# Question

Formatted question description: https://leetcode.ca/all/993.html

In a binary tree, the root node is at depth 0, and children of each depth k node are at depth k+1.

Two nodes of a binary tree are cousins if they have the same depth, but have different parents.

We are given the root of a binary tree with unique values, and the values x and y of two different nodes in the tree.

Return true if and only if the nodes corresponding to the values x and y are cousins.

Example 1: Input: root = [1,2,3,4], x = 4, y = 3
Output: false
Example 2: Input: root = [1,2,3,null,4,null,5], x = 5, y = 4
Output: true
Example 3: Input: root = [1,2,3,null,4], x = 2, y = 3
Output: false
Constraints:

The number of nodes in the tree will be between 2 and 100.
Each node has a unique integer value from 1 to 100.


# Algorithm 1

This question defines a binary tree number of cousin nodes, that is, they do not belong to the same parent node, but have the same depth. Now two node values are given and asked whether the nodes they represent are cousin nodes. Since the cousin nodes must belong to the same level, the level order traversal of the binary tree can be used, just like the previous Binary Tree Level Order Traversal.

Two additional boolean variables isX and isY are needed here to record whether x and y have been traversed. Since it is a layer sequence traversal, a for loop is needed in the while. In the loop, take the first node of the line and see if the node value is equal to x or y. If yes, mark the Boolean variable. Then check whether the left and right child nodes of the current node are x and y respectively, if yes, return false directly. Otherwise, the left and right child nodes are queued, if they exist. After the current layer is traversed, check the values of isX and isY, if both are true, it means that there is a cousin node, and return true. If only one is true, it means that the two are not in the same layer and return false directly. See the code as follows:

C++

# Algorithm 2

Of course, we can also use the recursive method. Since we cannot process the nodes of the same layer at the same time, we need two variables depthX and depthY to record the depth of the nodes x and y, and use a Boolean variable sameParent to record these two Whether the two nodes have the same parent node. In the recursive function, if the current node node is empty, return directly. If the current node value is x, then depthX is assigned to the current depth cur. Similarly, if the current node value is y, then depthY is assigned to the current depth cur. Then check whether the left and right child nodes of the current node are x and y respectively. If yes, mark the sameParent as true, and finally call recursion on the left and right child nodes respectively, see the code as follows:

C++

# Algorithm 3

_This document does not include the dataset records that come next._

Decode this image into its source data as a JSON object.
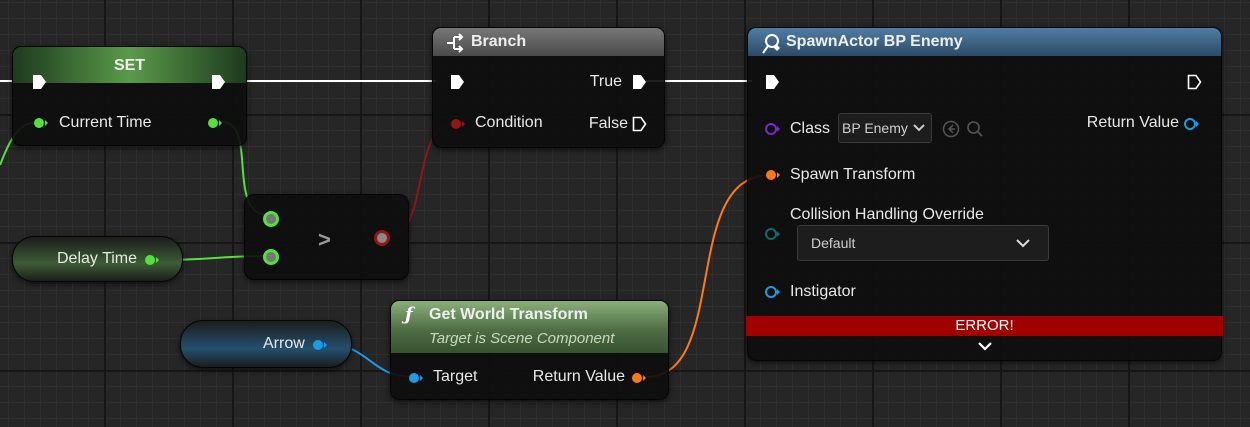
{
  "set_node": {
    "title": "SET",
    "var_label": "Current Time"
  },
  "delay_node": {
    "label": "Delay Time"
  },
  "compare_node": {
    "operator": ">"
  },
  "branch_node": {
    "title": "Branch",
    "condition_label": "Condition",
    "true_label": "True",
    "false_label": "False"
  },
  "arrow_node": {
    "label": "Arrow"
  },
  "transform_node": {
    "title": "Get World Transform",
    "subtitle": "Target is Scene Component",
    "target_label": "Target",
    "return_label": "Return Value"
  },
  "spawn_node": {
    "title": "SpawnActor BP Enemy",
    "class_label": "Class",
    "class_value": "BP Enemy",
    "return_label": "Return Value",
    "spawn_transform_label": "Spawn Transform",
    "collision_label": "Collision Handling Override",
    "collision_value": "Default",
    "instigator_label": "Instigator",
    "error_text": "ERROR!"
  },
  "colors": {
    "exec": "#ffffff",
    "float": "#52e23a",
    "bool": "#951414",
    "transform": "#ff7a17",
    "object": "#1b9be8",
    "class": "#7a2ad0",
    "enum": "#136a6a",
    "error": "#a10000"
  },
  "icons": [
    "branch-icon",
    "function-icon",
    "spawn-actor-icon",
    "dropdown-chevron-icon",
    "browse-back-icon",
    "search-icon",
    "expand-chevron-icon"
  ]
}
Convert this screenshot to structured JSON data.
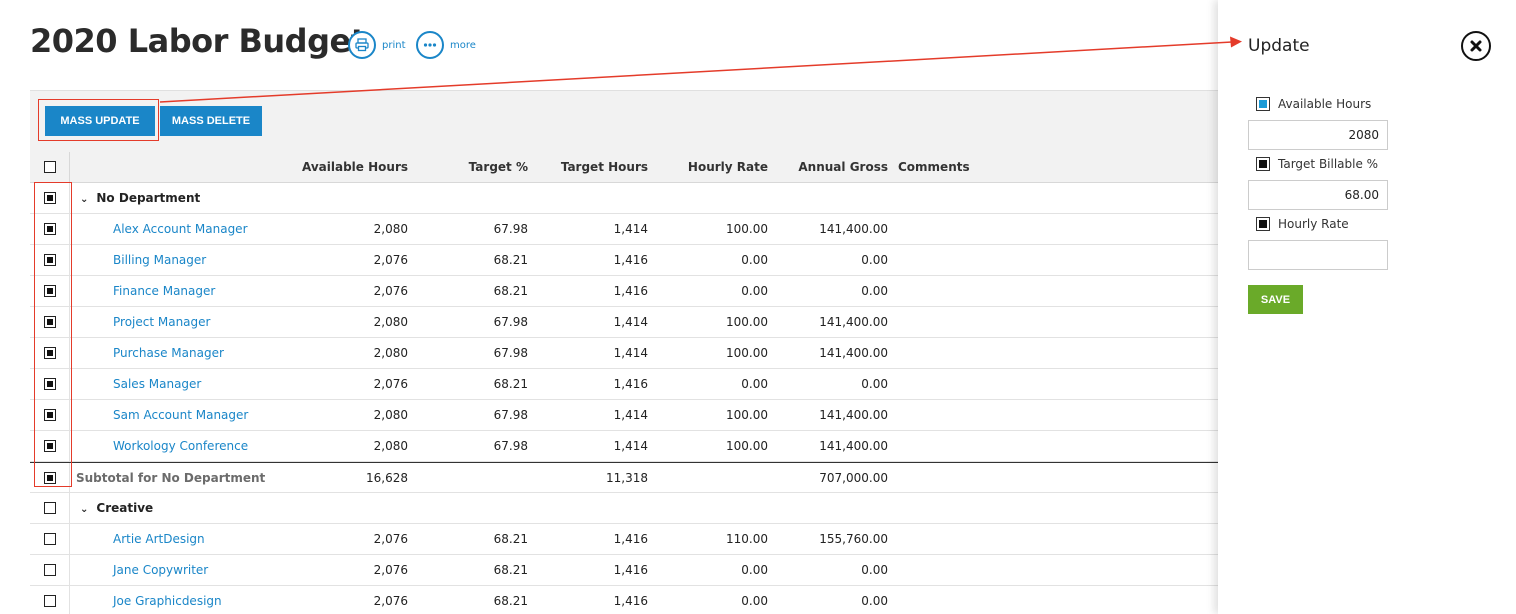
{
  "page": {
    "title": "2020 Labor Budget",
    "print_label": "print",
    "more_label": "more"
  },
  "toolbar": {
    "mass_update_label": "MASS UPDATE",
    "mass_delete_label": "MASS DELETE"
  },
  "table": {
    "columns": [
      "Available Hours",
      "Target %",
      "Target Hours",
      "Hourly Rate",
      "Annual Gross",
      "Comments"
    ],
    "groups": [
      {
        "name": "No Department",
        "checked": true,
        "rows": [
          {
            "name": "Alex Account Manager",
            "available_hours": "2,080",
            "target_pct": "67.98",
            "target_hours": "1,414",
            "hourly_rate": "100.00",
            "annual_gross": "141,400.00",
            "comments": ""
          },
          {
            "name": "Billing Manager",
            "available_hours": "2,076",
            "target_pct": "68.21",
            "target_hours": "1,416",
            "hourly_rate": "0.00",
            "annual_gross": "0.00",
            "comments": ""
          },
          {
            "name": "Finance Manager",
            "available_hours": "2,076",
            "target_pct": "68.21",
            "target_hours": "1,416",
            "hourly_rate": "0.00",
            "annual_gross": "0.00",
            "comments": ""
          },
          {
            "name": "Project Manager",
            "available_hours": "2,080",
            "target_pct": "67.98",
            "target_hours": "1,414",
            "hourly_rate": "100.00",
            "annual_gross": "141,400.00",
            "comments": ""
          },
          {
            "name": "Purchase Manager",
            "available_hours": "2,080",
            "target_pct": "67.98",
            "target_hours": "1,414",
            "hourly_rate": "100.00",
            "annual_gross": "141,400.00",
            "comments": ""
          },
          {
            "name": "Sales Manager",
            "available_hours": "2,076",
            "target_pct": "68.21",
            "target_hours": "1,416",
            "hourly_rate": "0.00",
            "annual_gross": "0.00",
            "comments": ""
          },
          {
            "name": "Sam Account Manager",
            "available_hours": "2,080",
            "target_pct": "67.98",
            "target_hours": "1,414",
            "hourly_rate": "100.00",
            "annual_gross": "141,400.00",
            "comments": ""
          },
          {
            "name": "Workology Conference",
            "available_hours": "2,080",
            "target_pct": "67.98",
            "target_hours": "1,414",
            "hourly_rate": "100.00",
            "annual_gross": "141,400.00",
            "comments": ""
          }
        ],
        "subtotal": {
          "label": "Subtotal for No Department",
          "available_hours": "16,628",
          "target_hours": "11,318",
          "annual_gross": "707,000.00",
          "checked": true
        }
      },
      {
        "name": "Creative",
        "checked": false,
        "rows": [
          {
            "name": "Artie ArtDesign",
            "available_hours": "2,076",
            "target_pct": "68.21",
            "target_hours": "1,416",
            "hourly_rate": "110.00",
            "annual_gross": "155,760.00",
            "comments": ""
          },
          {
            "name": "Jane Copywriter",
            "available_hours": "2,076",
            "target_pct": "68.21",
            "target_hours": "1,416",
            "hourly_rate": "0.00",
            "annual_gross": "0.00",
            "comments": ""
          },
          {
            "name": "Joe Graphicdesign",
            "available_hours": "2,076",
            "target_pct": "68.21",
            "target_hours": "1,416",
            "hourly_rate": "0.00",
            "annual_gross": "0.00",
            "comments": ""
          }
        ]
      }
    ]
  },
  "update_panel": {
    "title": "Update",
    "fields": [
      {
        "label": "Available Hours",
        "value": "2080",
        "checked": true,
        "check_color": "blue"
      },
      {
        "label": "Target Billable %",
        "value": "68.00",
        "checked": true,
        "check_color": "black"
      },
      {
        "label": "Hourly Rate",
        "value": "",
        "checked": true,
        "check_color": "black"
      }
    ],
    "save_label": "SAVE"
  },
  "colors": {
    "accent_blue": "#1a86c8",
    "save_green": "#6aaa29",
    "highlight_red": "#e43b2a"
  }
}
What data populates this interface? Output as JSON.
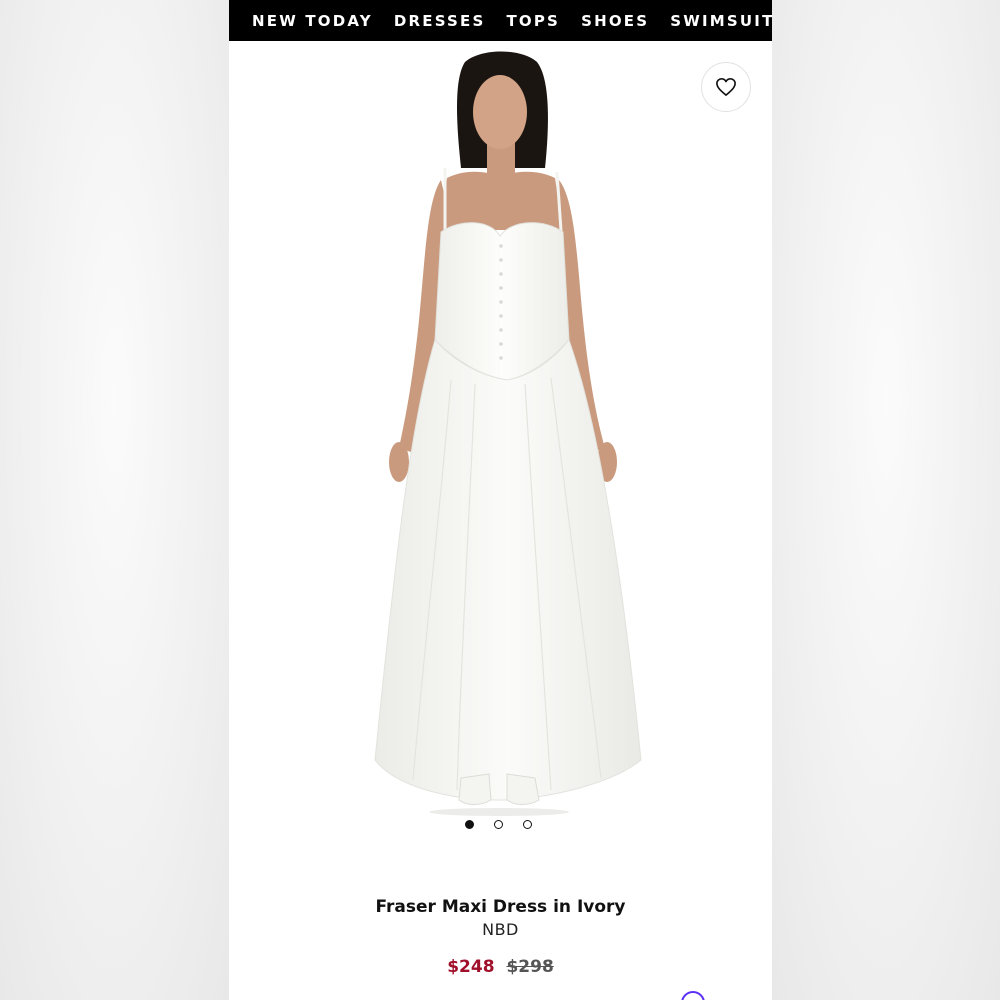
{
  "nav": {
    "items": [
      "NEW TODAY",
      "DRESSES",
      "TOPS",
      "SHOES",
      "SWIMSUITS"
    ]
  },
  "product": {
    "title": "Fraser Maxi Dress in Ivory",
    "brand": "NBD",
    "price_sale": "$248",
    "price_original": "$298",
    "image_alt": "Model wearing ivory maxi dress"
  },
  "gallery": {
    "image_count": 3,
    "active_index": 0
  },
  "icons": {
    "favorite": "heart-outline-icon"
  },
  "colors": {
    "nav_bg": "#000000",
    "sale_price": "#a0102a",
    "promo_accent": "#5a31f4"
  }
}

The following method is relatively simple. It is to establish a mapping between each node and the pair composed of its depth and the parent node, and then you can directly use x and y can get its depth and compare with the parent node, see the code as follows:

# Code 3

C++

Java

/**
* Definition for a binary tree node.
* public class TreeNode {
*     int val;
*     TreeNode left;
*     TreeNode right;
*     TreeNode(int x) { val = x; }
* }
*/
class Solution {
public boolean isCousins(TreeNode root, int x, int y) {
if (root == null || x == y)
return false;
TreeNode xParent = null, yParent = null;
int xDepth = -1, yDepth = -1;
nodeQueue.offer(root);
depthQueue.offer(0);
while (!nodeQueue.isEmpty() && (xDepth < 0 || yDepth < 0)) {
TreeNode node = nodeQueue.poll();
int depth = depthQueue.poll();
TreeNode left = node.left, right = node.right;
if (left != null) {
nodeQueue.offer(left);
depthQueue.offer(depth + 1);
if (left.val == x) {
xParent = node;
xDepth = depth + 1;
}
if (left.val == y) {
yParent = node;
yDepth = depth + 1;
}
}
if (right != null) {
nodeQueue.offer(right);
depthQueue.offer(depth + 1);
if (right.val == x) {
xParent = node;
xDepth = depth + 1;
}
if (right.val == y) {
yParent = node;
yDepth = depth + 1;
}
}
}
return xDepth == yDepth && xParent != yParent;
}
}